## Your assignment
Needed from the data below: all lines that contain the word "Accept".

====== Exercise data ======

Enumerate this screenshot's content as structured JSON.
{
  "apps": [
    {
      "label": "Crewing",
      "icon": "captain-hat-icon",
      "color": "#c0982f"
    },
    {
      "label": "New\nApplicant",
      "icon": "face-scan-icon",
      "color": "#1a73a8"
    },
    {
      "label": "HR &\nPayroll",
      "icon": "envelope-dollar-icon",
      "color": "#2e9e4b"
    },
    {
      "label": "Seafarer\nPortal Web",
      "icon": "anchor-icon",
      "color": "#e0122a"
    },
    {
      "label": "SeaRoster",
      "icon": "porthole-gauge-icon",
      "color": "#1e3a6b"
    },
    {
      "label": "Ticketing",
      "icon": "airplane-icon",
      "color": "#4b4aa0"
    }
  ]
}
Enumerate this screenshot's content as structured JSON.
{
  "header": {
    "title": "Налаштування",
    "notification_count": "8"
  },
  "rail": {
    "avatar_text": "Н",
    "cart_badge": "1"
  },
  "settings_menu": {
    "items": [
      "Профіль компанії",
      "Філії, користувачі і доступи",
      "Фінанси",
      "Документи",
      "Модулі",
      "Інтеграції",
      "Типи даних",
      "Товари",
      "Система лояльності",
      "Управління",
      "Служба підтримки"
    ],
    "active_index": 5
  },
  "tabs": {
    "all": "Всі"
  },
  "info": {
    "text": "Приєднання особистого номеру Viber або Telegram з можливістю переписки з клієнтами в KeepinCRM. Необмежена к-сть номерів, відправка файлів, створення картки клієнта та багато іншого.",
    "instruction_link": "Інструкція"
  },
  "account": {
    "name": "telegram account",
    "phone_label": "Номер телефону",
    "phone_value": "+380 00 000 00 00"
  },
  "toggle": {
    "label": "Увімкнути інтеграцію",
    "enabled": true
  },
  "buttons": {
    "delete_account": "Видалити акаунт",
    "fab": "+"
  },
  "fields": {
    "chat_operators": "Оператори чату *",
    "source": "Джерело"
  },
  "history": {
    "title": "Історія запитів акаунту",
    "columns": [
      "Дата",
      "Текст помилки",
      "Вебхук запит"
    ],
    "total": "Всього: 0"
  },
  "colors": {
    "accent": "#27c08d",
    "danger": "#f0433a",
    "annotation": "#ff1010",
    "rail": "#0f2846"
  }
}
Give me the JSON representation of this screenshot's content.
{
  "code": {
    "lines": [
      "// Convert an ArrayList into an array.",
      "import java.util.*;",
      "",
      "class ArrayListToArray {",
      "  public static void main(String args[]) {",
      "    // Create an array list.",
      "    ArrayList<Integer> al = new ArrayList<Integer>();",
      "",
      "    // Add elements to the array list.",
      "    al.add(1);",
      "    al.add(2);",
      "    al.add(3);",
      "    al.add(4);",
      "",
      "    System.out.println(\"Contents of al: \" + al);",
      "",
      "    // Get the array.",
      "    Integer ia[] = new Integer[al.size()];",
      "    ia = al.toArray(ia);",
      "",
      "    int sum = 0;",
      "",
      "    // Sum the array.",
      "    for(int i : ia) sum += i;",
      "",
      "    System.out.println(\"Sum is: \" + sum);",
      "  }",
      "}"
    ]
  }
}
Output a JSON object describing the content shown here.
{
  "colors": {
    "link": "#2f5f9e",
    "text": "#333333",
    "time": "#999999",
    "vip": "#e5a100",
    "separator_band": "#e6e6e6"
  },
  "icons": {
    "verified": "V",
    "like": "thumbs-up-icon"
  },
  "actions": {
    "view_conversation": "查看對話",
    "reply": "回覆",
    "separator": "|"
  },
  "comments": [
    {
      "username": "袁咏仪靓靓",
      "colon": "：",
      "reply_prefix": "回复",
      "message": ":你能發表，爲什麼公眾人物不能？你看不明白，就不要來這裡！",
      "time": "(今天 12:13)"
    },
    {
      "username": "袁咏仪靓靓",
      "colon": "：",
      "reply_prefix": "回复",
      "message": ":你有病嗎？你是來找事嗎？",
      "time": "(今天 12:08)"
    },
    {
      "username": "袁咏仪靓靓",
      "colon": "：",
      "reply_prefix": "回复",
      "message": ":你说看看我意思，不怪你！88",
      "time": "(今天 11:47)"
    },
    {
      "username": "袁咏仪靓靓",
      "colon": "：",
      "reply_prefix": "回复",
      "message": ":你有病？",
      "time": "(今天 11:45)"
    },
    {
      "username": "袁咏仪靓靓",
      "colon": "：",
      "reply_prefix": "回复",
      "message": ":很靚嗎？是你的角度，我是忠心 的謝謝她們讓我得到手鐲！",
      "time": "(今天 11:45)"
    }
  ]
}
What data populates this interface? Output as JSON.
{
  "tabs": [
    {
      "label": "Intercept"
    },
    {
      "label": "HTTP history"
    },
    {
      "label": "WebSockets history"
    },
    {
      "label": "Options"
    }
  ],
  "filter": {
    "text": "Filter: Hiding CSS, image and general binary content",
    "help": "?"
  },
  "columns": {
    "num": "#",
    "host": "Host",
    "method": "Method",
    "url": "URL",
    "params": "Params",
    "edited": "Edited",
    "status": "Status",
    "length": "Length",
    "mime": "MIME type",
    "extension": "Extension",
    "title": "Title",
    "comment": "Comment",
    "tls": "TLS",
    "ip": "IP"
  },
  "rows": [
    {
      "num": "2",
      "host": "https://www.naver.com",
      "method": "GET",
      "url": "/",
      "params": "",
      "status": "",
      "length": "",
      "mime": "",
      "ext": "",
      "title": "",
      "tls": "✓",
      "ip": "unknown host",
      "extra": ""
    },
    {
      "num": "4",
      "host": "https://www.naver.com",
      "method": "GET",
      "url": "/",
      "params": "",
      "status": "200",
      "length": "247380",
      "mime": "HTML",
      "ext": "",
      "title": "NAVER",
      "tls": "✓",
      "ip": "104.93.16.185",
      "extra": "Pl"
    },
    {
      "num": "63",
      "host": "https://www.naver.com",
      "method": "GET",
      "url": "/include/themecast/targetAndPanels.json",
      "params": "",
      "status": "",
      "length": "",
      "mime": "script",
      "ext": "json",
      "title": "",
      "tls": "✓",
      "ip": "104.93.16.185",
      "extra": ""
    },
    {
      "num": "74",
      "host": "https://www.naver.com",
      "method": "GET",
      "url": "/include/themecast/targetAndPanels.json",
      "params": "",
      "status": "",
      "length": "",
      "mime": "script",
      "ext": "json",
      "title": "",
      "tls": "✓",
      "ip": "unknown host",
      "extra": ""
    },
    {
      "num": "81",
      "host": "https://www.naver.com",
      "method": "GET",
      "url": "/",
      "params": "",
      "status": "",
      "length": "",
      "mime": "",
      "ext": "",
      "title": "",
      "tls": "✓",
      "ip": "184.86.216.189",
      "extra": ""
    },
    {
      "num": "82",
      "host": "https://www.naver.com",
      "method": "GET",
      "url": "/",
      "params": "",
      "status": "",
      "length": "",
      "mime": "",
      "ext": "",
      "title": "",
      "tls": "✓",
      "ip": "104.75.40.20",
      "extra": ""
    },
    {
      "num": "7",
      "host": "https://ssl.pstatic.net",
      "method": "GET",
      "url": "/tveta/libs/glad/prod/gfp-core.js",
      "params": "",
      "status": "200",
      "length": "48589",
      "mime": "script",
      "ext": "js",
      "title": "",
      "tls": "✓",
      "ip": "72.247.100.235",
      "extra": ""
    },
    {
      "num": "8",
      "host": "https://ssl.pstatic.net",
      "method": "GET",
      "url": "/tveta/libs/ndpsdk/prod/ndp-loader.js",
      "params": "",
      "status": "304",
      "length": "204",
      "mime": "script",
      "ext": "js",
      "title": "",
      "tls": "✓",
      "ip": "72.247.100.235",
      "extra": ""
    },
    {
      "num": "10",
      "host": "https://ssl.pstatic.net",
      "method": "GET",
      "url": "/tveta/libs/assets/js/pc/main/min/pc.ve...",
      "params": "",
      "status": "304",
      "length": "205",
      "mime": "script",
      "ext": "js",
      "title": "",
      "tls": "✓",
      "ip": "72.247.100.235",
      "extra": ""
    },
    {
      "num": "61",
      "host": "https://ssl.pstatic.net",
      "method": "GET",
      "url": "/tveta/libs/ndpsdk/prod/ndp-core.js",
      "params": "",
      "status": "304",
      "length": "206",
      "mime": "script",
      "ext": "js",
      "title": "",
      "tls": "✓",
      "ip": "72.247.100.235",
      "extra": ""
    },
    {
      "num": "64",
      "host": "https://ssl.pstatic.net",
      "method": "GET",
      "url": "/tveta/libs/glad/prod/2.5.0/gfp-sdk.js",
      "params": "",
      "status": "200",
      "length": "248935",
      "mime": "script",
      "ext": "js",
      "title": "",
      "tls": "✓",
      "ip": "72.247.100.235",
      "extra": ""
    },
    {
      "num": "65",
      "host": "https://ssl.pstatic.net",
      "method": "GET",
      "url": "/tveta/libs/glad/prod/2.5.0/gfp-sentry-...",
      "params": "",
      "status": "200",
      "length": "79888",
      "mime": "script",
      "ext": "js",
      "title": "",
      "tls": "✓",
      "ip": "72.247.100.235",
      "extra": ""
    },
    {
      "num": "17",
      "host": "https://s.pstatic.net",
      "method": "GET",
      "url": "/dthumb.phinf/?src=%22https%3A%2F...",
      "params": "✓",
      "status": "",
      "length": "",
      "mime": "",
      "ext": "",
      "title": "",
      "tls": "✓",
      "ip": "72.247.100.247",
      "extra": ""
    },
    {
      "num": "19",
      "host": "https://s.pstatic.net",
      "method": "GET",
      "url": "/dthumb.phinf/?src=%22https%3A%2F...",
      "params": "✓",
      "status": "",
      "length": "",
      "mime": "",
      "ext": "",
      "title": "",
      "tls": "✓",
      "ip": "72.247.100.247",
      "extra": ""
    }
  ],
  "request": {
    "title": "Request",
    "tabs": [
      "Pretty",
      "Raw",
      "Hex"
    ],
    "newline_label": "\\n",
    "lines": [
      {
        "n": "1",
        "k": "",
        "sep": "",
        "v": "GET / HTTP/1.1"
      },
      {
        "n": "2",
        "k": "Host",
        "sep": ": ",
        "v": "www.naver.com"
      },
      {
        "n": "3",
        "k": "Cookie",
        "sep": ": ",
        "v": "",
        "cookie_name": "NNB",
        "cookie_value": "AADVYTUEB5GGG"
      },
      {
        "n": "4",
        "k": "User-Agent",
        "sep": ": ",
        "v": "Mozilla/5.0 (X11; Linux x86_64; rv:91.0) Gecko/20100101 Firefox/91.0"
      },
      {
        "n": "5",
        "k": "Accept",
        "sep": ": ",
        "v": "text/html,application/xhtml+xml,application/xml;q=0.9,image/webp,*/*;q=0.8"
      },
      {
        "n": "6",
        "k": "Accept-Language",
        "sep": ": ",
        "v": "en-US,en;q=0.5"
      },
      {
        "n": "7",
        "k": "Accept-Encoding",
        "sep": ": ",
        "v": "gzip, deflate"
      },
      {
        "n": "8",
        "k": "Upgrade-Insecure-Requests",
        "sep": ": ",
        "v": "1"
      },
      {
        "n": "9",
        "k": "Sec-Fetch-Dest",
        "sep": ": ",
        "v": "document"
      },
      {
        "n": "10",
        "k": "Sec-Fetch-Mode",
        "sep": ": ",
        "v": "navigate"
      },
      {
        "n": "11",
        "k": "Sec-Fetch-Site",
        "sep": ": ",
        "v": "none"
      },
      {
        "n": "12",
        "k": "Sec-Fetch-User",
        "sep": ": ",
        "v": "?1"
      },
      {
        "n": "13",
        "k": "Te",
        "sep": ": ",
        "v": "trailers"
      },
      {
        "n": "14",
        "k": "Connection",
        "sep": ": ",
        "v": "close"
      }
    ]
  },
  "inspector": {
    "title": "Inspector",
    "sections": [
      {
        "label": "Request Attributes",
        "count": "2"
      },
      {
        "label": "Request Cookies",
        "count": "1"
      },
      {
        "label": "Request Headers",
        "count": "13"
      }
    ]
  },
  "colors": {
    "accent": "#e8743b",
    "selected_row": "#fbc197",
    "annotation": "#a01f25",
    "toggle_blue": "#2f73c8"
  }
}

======

## Response to this task
        "k": "Accept",
        "k": "Accept-Language",
        "k": "Accept-Encoding",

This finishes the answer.